Noosa Triathlon - The Grand Finale

I looked out into the surf and watched the waves churn and roll, crash, then churn and roll again. Supposedly, I signed up for this, along with the 7000 other athletes who stood on the shore with me, questioning their own sanity. These Aussies grew up swimming in this insanity on the daily, and their numbers far exceeded that of my fellow Americans. Nevertheless, I puckered up my American ass and tried to stand tall and confident to the waves. I watched Natalie Van Coevorden scheme and plan her strategy, pointing out toward the buoys. Not until the gun went off did I realize that plan involved running at least 100 meters down the shoreline before we jumped into the water.
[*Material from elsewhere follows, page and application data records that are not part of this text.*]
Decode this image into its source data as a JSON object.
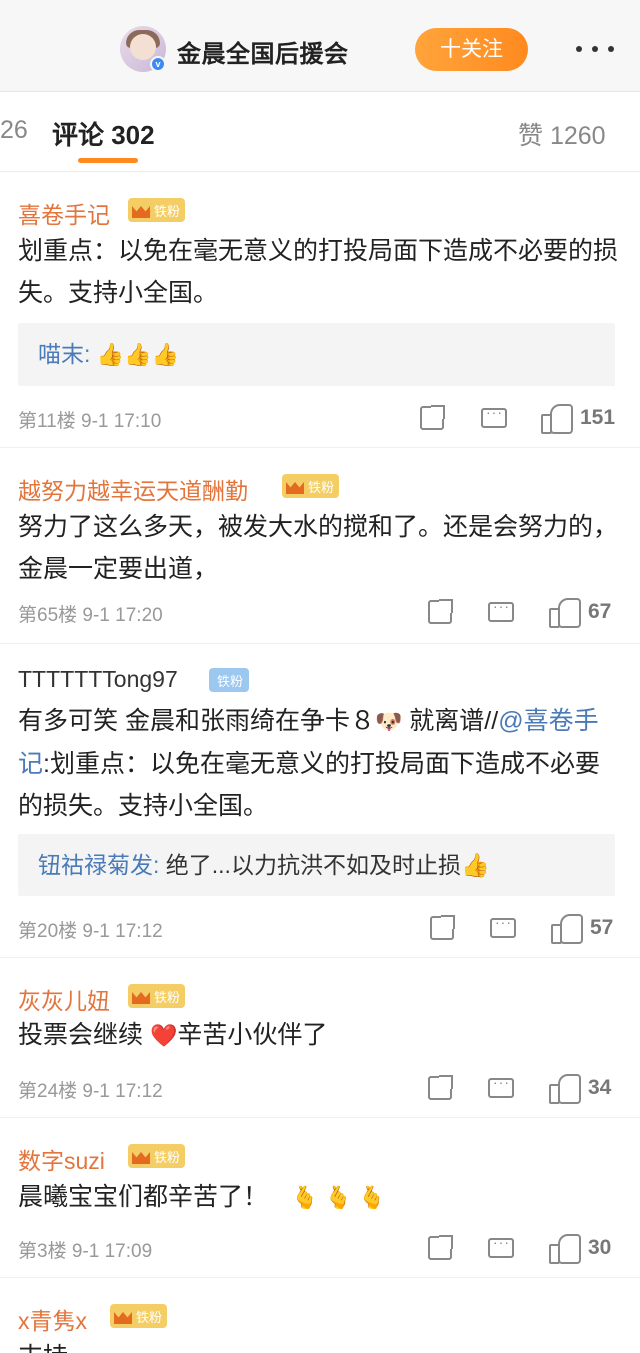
{
  "header": {
    "title": "金晨全国后援会",
    "follow_label": "十关注",
    "verify_mark": "v"
  },
  "tabs": {
    "prev_count": "26",
    "comments_label": "评论 302",
    "likes_label": "赞 1260"
  },
  "comments": [
    {
      "user": "喜卷手记",
      "badge": "铁粉",
      "text": "划重点：以免在毫无意义的打投局面下造成不必要的损失。支持小全国。",
      "reply": {
        "user": "喵末:",
        "text": "👍👍👍"
      },
      "meta": "第11楼  9-1 17:10",
      "likes": "151"
    },
    {
      "user": "越努力越幸运天道酬勤",
      "badge": "铁粉",
      "text": "努力了这么多天，被发大水的搅和了。还是会努力的，金晨一定要出道，",
      "meta": "第65楼  9-1 17:20",
      "likes": "67"
    },
    {
      "user": "TTTTTTTong97",
      "badge": "铁粉",
      "text_before": "有多可笑 金晨和张雨绮在争卡８",
      "emoji": "🐶",
      "text_mid": " 就离谱//",
      "mention": "@喜卷手记",
      "text_after": ":划重点：以免在毫无意义的打投局面下造成不必要的损失。支持小全国。",
      "reply": {
        "user": "钮祜禄菊发:",
        "text": " 绝了...以力抗洪不如及时止损👍"
      },
      "meta": "第20楼  9-1 17:12",
      "likes": "57"
    },
    {
      "user": "灰灰儿妞",
      "badge": "铁粉",
      "text_before": "投票会继续 ",
      "emoji": "❤️",
      "text_after": "辛苦小伙伴了",
      "meta": "第24楼  9-1 17:12",
      "likes": "34"
    },
    {
      "user": "数字suzi",
      "badge": "铁粉",
      "text": "晨曦宝宝们都辛苦了！",
      "emoji": "🫰 🫰 🫰",
      "meta": "第3楼  9-1 17:09",
      "likes": "30"
    },
    {
      "user": "x青隽x",
      "badge": "铁粉",
      "text": "支持"
    }
  ]
}
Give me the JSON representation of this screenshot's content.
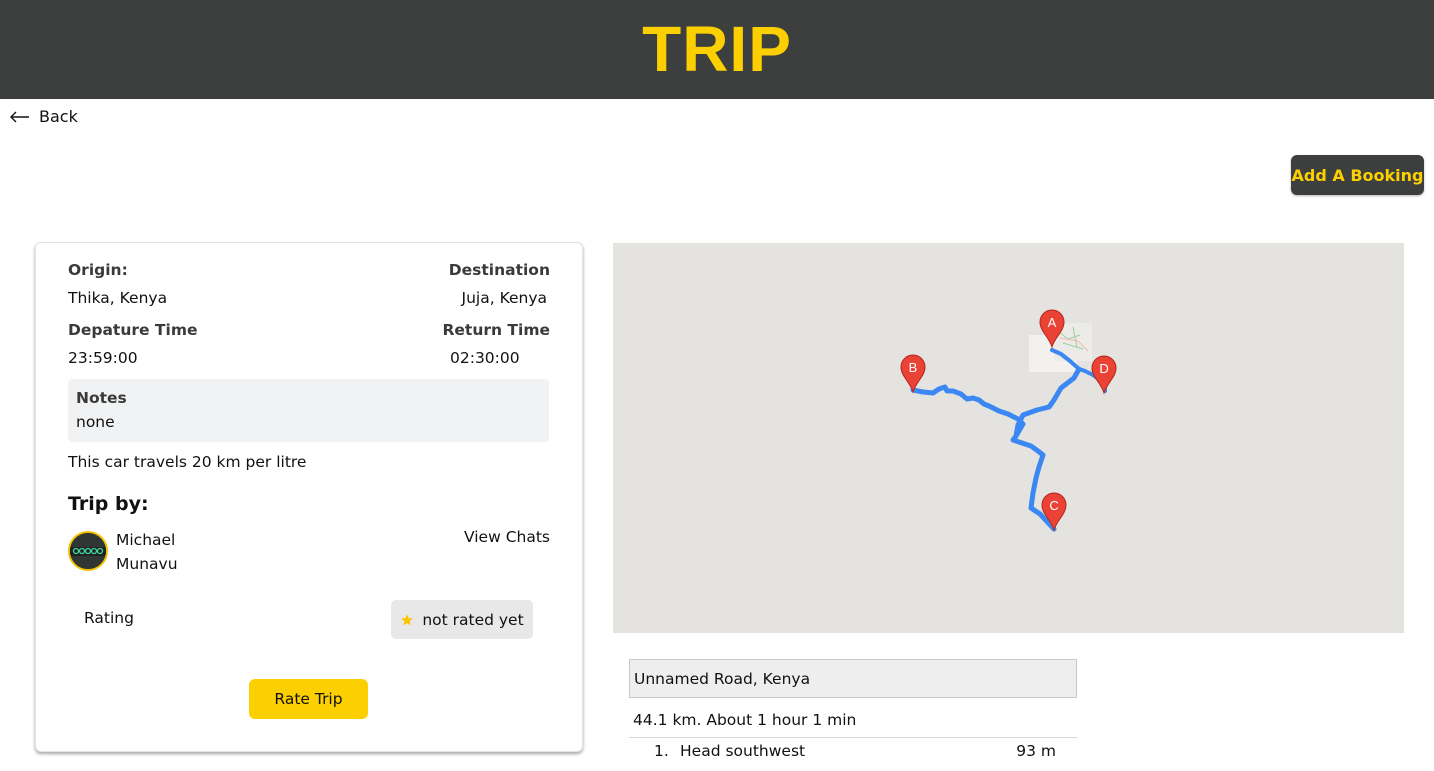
{
  "header": {
    "title": "TRIP"
  },
  "nav": {
    "back_label": "Back"
  },
  "actions": {
    "add_booking_label": "Add A Booking"
  },
  "trip": {
    "origin_label": "Origin:",
    "origin_value": "Thika, Kenya",
    "destination_label": "Destination",
    "destination_value": "Juja, Kenya",
    "departure_label": "Depature Time",
    "departure_value": "23:59:00",
    "return_label": "Return Time",
    "return_value": "02:30:00",
    "notes_label": "Notes",
    "notes_value": "none",
    "fuel_text": "This car travels 20 km per litre",
    "trip_by_label": "Trip by:",
    "driver_name": "Michael Munavu",
    "view_chats_label": "View Chats",
    "rating_label": "Rating",
    "rating_value": "not rated yet",
    "rate_button_label": "Rate Trip"
  },
  "map": {
    "markers": [
      "A",
      "B",
      "C",
      "D"
    ],
    "marker_color": "#ea4335",
    "route_color": "#4285f4"
  },
  "directions": {
    "start_address": "Unnamed Road, Kenya",
    "summary": "44.1 km. About 1 hour 1 min",
    "steps": [
      {
        "number": "1.",
        "instruction": "Head southwest",
        "distance": "93 m"
      }
    ]
  },
  "colors": {
    "header_bg": "#3d3f3e",
    "accent": "#fcd000"
  }
}
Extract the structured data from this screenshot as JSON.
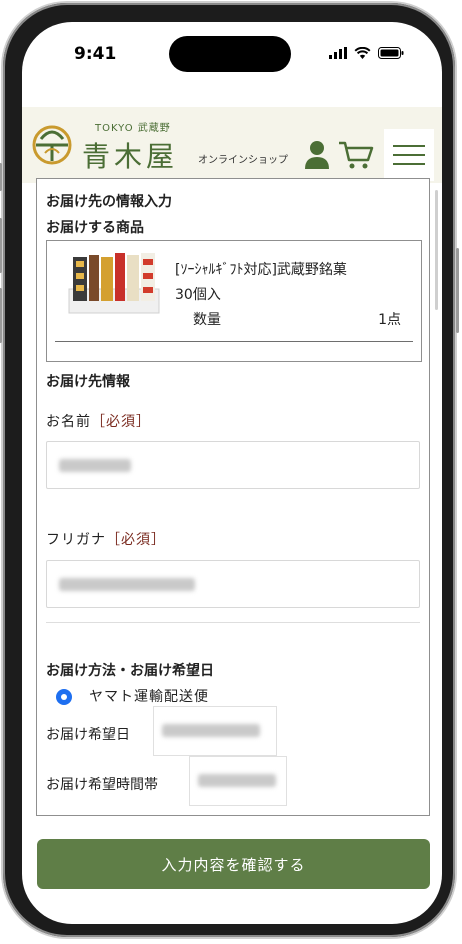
{
  "status_bar": {
    "time": "9:41"
  },
  "header": {
    "brand_small": "TOKYO 武蔵野",
    "brand_main": "青木屋",
    "shop_label": "オンラインショップ",
    "accent_color": "#4b6e35",
    "icons": [
      "logo-icon",
      "user-icon",
      "cart-icon",
      "menu-icon"
    ]
  },
  "form": {
    "title": "お届け先の情報入力",
    "product_section_title": "お届けする商品",
    "product": {
      "name_line1": "[ｿｰｼｬﾙｷﾞﾌﾄ対応]武蔵野銘菓",
      "name_line2": "30個入",
      "qty_label": "数量",
      "qty_value": "1点"
    },
    "recipient_section_title": "お届け先情報",
    "name_label": "お名前",
    "name_required": "［必須］",
    "kana_label": "フリガナ",
    "kana_required": "［必須］",
    "delivery_section_title": "お届け方法・お届け希望日",
    "delivery_method": "ヤマト運輸配送便",
    "delivery_date_label": "お届け希望日",
    "delivery_time_label": "お届け希望時間帯"
  },
  "submit_label": "入力内容を確認する",
  "colors": {
    "button": "#5f7e47",
    "required": "#7a2a1f",
    "radio": "#1e6ff0"
  }
}
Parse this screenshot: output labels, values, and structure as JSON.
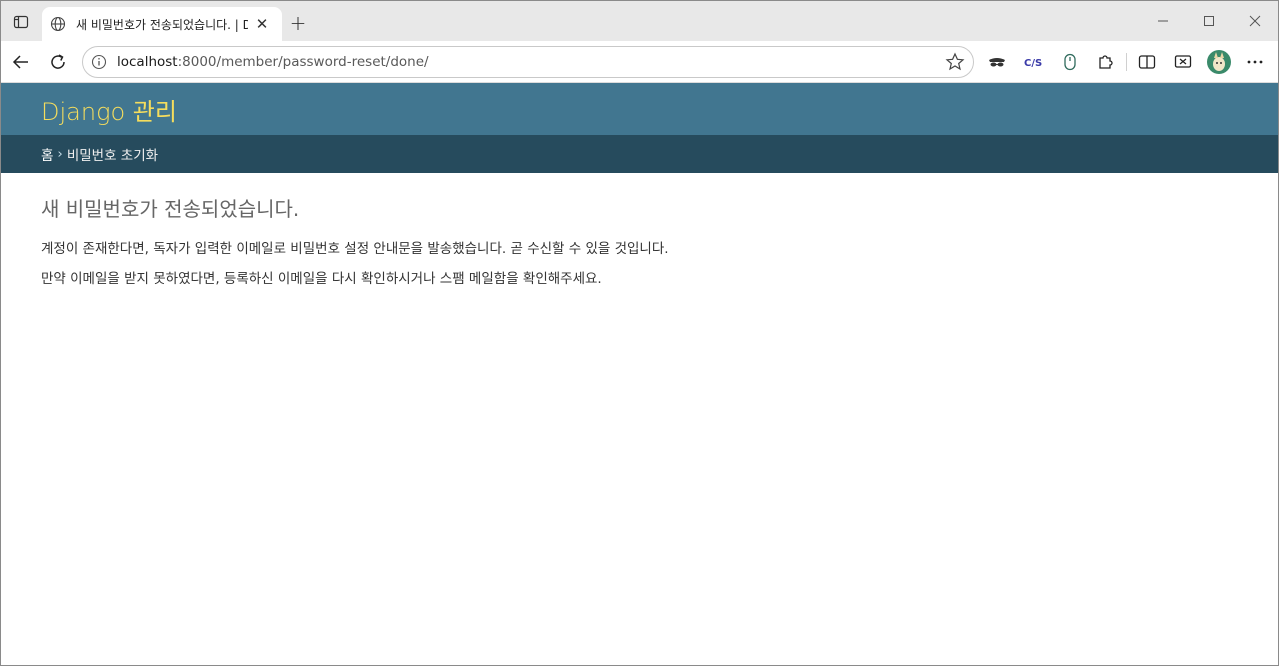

Interesting. I never would have thought to do that, considering my open water swimming experience in ocean rip and waves is virtually non-existent. When confronted with a situation such as this, I have learned to fake it. Pretend I know what I'm doing. I can do it. I can swim with the best of them. Then I jump